Work instruction
Scan the listing below and copy each line holding the word "JSON".

Information provided

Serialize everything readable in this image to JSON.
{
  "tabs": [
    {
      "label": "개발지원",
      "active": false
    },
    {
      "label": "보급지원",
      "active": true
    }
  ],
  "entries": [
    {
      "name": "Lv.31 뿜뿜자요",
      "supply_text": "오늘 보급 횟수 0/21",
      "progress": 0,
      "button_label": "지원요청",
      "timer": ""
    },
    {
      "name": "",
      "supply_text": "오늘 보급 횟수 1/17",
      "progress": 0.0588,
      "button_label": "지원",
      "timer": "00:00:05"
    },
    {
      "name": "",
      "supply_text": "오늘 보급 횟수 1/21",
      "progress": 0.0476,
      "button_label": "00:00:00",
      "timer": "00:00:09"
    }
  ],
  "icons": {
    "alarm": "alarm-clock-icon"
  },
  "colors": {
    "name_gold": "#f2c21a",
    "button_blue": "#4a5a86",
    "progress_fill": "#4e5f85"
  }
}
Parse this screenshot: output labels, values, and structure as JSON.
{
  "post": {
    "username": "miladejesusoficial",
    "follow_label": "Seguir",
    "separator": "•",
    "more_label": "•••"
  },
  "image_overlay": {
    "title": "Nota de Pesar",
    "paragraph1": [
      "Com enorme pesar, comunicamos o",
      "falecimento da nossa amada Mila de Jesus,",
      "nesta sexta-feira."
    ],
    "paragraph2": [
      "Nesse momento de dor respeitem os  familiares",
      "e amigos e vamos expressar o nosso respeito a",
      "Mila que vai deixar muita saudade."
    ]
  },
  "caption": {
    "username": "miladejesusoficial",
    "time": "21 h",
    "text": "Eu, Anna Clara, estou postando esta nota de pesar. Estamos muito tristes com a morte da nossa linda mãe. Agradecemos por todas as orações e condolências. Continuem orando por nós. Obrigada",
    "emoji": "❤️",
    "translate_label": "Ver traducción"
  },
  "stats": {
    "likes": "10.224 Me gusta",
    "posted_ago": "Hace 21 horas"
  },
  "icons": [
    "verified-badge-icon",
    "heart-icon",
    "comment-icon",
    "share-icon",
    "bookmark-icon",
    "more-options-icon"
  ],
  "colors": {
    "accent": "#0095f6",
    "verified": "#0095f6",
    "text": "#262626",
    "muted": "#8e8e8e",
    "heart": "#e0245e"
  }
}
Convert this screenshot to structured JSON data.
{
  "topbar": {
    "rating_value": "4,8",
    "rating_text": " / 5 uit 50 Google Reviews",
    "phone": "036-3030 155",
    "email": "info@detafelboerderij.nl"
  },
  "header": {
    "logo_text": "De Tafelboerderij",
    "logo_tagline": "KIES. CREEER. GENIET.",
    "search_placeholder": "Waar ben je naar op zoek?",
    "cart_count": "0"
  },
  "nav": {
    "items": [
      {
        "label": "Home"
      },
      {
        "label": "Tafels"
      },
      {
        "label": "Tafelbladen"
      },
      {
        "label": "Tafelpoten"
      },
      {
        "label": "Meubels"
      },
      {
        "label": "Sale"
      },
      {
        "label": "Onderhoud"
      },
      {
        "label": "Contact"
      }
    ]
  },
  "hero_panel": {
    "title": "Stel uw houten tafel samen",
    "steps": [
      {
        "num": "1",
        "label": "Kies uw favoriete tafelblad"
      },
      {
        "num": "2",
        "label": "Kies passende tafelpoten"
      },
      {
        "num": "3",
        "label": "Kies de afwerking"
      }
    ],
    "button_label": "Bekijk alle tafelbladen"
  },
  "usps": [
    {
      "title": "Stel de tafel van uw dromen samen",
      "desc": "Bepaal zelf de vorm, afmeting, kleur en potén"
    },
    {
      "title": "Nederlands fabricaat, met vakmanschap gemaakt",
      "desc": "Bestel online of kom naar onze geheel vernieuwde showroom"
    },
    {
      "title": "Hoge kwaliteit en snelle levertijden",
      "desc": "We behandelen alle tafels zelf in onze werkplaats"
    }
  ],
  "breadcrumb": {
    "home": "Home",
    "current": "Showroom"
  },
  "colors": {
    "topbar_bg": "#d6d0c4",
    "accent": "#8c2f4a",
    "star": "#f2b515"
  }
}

Finished exercise
Serialize everything readable in this image to JSON.
Parse this screenshot: output labels, values, and structure as JSON.
Convert this screenshot to structured JSON data.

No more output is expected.